 6.

The "Great Depression" and the decline of liberal capitalism: K. Polanyi and J. Shumpeter

 
 7.

Written exam on parts 1 and 2

 
 8.

Theories of underdeveloped regions’ modernization

 
 9.

Criticisms against the theories of modernization

 
 10.

Upsurge and decline of Keynesian "Welfare state"

 
 11.

The crisis of Fordism and the emergence of flexible production models

 
 12.

The market and the state in the developed countries (pluralism and neo-corporatism)

 
 13.

The market and the state in the centrally planned state and transitional economies

 
 14.

Globalization and the national economic models

 
 15.

Economic and sociological neo-institutionalism

 
 16.

Essay on Part 3

 

 

5. Teaching Methodology

The main instructional method is the lecture and it is combined with numerous case studies of up-to-date research studies and discussions.

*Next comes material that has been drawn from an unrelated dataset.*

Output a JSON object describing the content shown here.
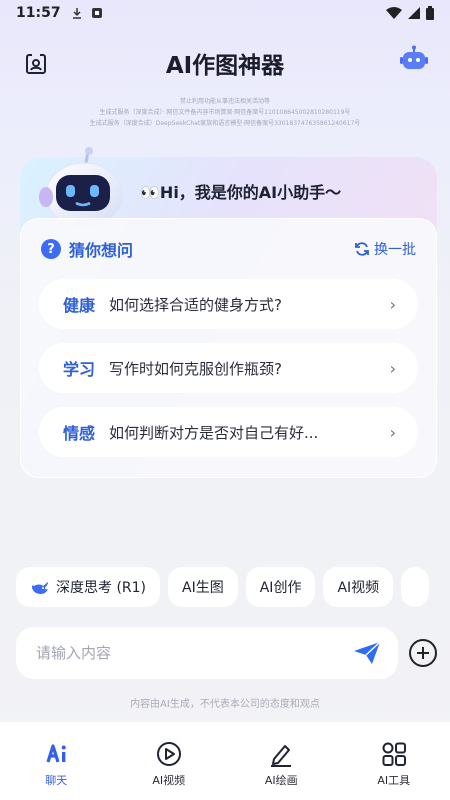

At the end of each lecture, the limits of the studied approaches when applied to studying contemporary economic phenomena are outlined.

 

6. Assessment

The overall evaluation of students is composed of two exams. The first one is a written exam on the classical heritage of economic sociology (40% of the final grade) and the second one is a written essay (60% of the final grade). The essay should be an attempt at applying the economic sociology’s approaches to the explanation of contemporary economic problems, transforming economies included. The assessment criteria are deep understanding of economic sociology’s methodology and skills for its application to specific cases (research, analysis, assessment).



   crc  .  syllabi collection  .  alumni syllabi  .  sociology  .